Dispute Resolution analysis: Judge Phillips, sitting in the Mercantile Court, dismissed an application by the claimant to amend the claim form, after expiry of the limitation period, to correct the name of the claimant. On appeal the Court of Appeal confirmed that, as provided in CPR 17.4(3), where there is a genuine mistake as to the name of a party—and not one which would cause reasonable doubt as to the identity of the party in question—the judge has discretion to allow the amendment. However, the Court of Appeal reiterated that in its ordinary course as appellate court, it would not disturb such a discretionary case management decision of a first instance judge.

Best Friends Group and another v Barclays Bank plc [2018] EWCA Civ 601 

What are the practical implications of this case?

This case demonstrates that applications to correct a mistake of party name under CPR 17.4(3) should be made promptly as soon as the mistake is discovered. In addition, when seeking to establish that a genuine mistake has been made, evidence from the party concerned will often be necessary to demonstrate how the mistake came about.

The Court of Appeal also re-iterated its stance as an appellate court reviewing discretionary case management decisions—that it will not disturb such decisions unless the judge is shown to have erred in principle or reached a conclusion that was plainly wrong. 

What was the background?  

Mr Bennett ran a number of veterinary practices and was the owner and controller of a company called Best Friends Veterinary Group (BFVG) which ran some of the practices. In 2006, and again in 2008, Mr Bennett in his own name entered into interest rate swap transactions with Barclays Bank (the Bank) in his own name. A claim against the Bank was issued on 20 November 2014 for compensation for consequential loss with the claimant named as ‘Best Friends Group’. The limitation period for the 2006 swap expired on 15 September 2012 and for the two 2008 swaps, on 2 December 2014. It was accepted that there had been a mistake and that Mr Bennett should have been named as the claimant. It was not until September 2016 that those advising Mr Bennett belatedly realised that they would need to make an application under CPR 17.4 to correct the name of the claimant outside the limitation period. Prior to this, and in an attempt to correct the mistake, the claimant had issued an application under CPR 19.5 to add Mr Bennett as a claimant and had made allegations of deliberate concealment by the Bank, which were not ultimately pursued. 

CPR 17.4(3) involves a three-stage test:

1) as the mistake genuine;

2) as it a mistake which would not have caused reasonable doubt as to the identity of the claimant; and

3) if those questions were answered in favour of the applicant, should the court exercise its discretion in favour of the applicant. 

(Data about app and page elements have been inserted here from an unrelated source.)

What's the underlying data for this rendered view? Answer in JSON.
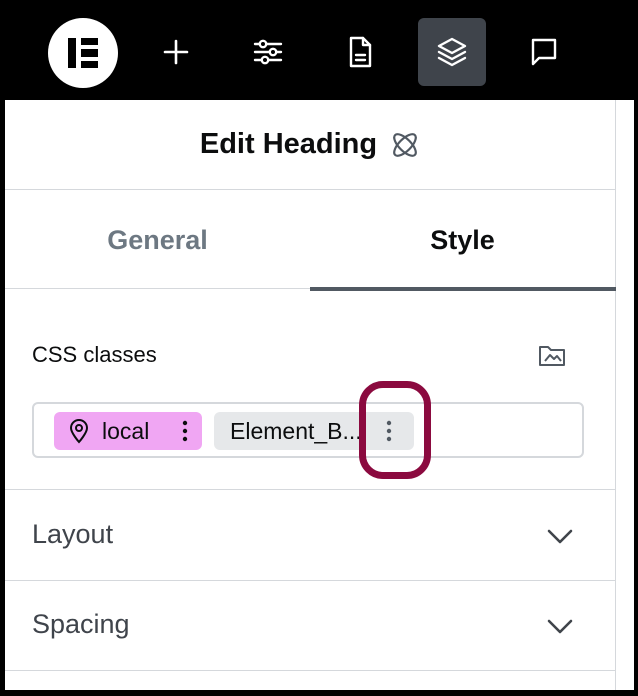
{
  "topbar": {
    "logo": "elementor-logo",
    "buttons": [
      {
        "icon": "plus-icon"
      },
      {
        "icon": "sliders-icon"
      },
      {
        "icon": "page-icon"
      },
      {
        "icon": "layers-icon",
        "active": true
      },
      {
        "icon": "comment-icon"
      }
    ]
  },
  "header": {
    "title": "Edit Heading",
    "icon": "atomic-icon"
  },
  "tabs": {
    "general": "General",
    "style": "Style",
    "active": "Style"
  },
  "css_classes": {
    "label": "CSS classes",
    "chips": [
      {
        "label": "local",
        "icon": "map-pin-icon",
        "color": "#f0a6f3"
      },
      {
        "label": "Element_B...",
        "color": "#e6e8ea"
      }
    ]
  },
  "sections": {
    "layout": "Layout",
    "spacing": "Spacing"
  },
  "colors": {
    "highlight": "#8b0a3f",
    "local_chip": "#f0a6f3",
    "active_tab_bg": "#3f444b"
  }
}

Judge Phillips concluded that there wasn’t a genuine mistake, dismissing the claimant’s submission that the intention had been that Mr Bennett should be the claimant, and the use of 'Best Friends Group' was an honest and genuine mistake by his adviser, who was unaware of the existence of a company with a similar name, BFVG. The second stage of the test was also not satisfied, with there being some doubt as to the true identity of the claimant, there being references to ‘Best Friends Group’, which was similar to BFVG, and due to the fact that the particulars of claim sought damages which were suffered by BFVG and not by Mr Bennett.

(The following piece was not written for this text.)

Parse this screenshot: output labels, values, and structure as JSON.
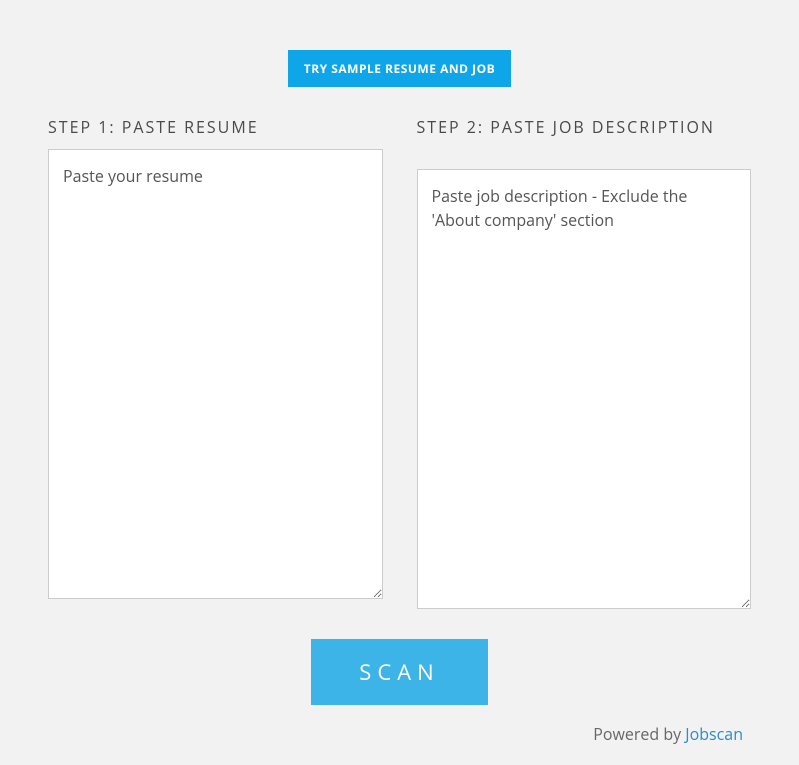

Judge Phillips confirmed that, had it been necessary to consider the third stage, he would not have exercised his discretion in Mr Bennett’s favour since there had not been a prompt application to correct the mistake and the claimant has undertaken a series of convoluted processes to maintain and justify its actions, including making a serious allegation of deliberate concealment which was not in the end pursued. In addition, the claimant’s actions had caused months of delay, incurring a huge amount of unnecessary costs. 

The claimant appealed against the order of Judge Phillips.  

What did the Court of Appeal decide?  

The Court of Appeal agreed with Judge Phillips as to the first two stages of the test that:

1) there was insufficient evidence to conclude that there was a genuine mistake, and

2) assuming that if a genuine mistake had been made, it was such as to cause reasonable doubt as to the identity of the party in question.

In doing so, the Court of Appeal noted that there was no evidence from the person who might have been expected to give it – Mr Bennett, who was the person who would best know how his business was conducted.

As to the third stage of the test, the Court of Appeal agreed that the judge was rightly concerned by the delay in making the application, noting that instead of making a prompt application to amend the claim form, the claimant had made an unwarranted allegation of deliberate concealment. 

The Court of Appeal therefore affirmed the order of Judge Phillips and considered that the judge had made a discretionary decision at a case management hearing based on an evaluative judgment of the relevant facts which was ‘clear and comprehensive’.

The Court of Appeal reiterated that, in its ordinary course as appellate court, it would not disturb such a decision, and referred to the most recent authoritative restatement of this well-established approach by Lord Sumption JSC in Barton v Wright Hassall LLP [2018] UKSC 12.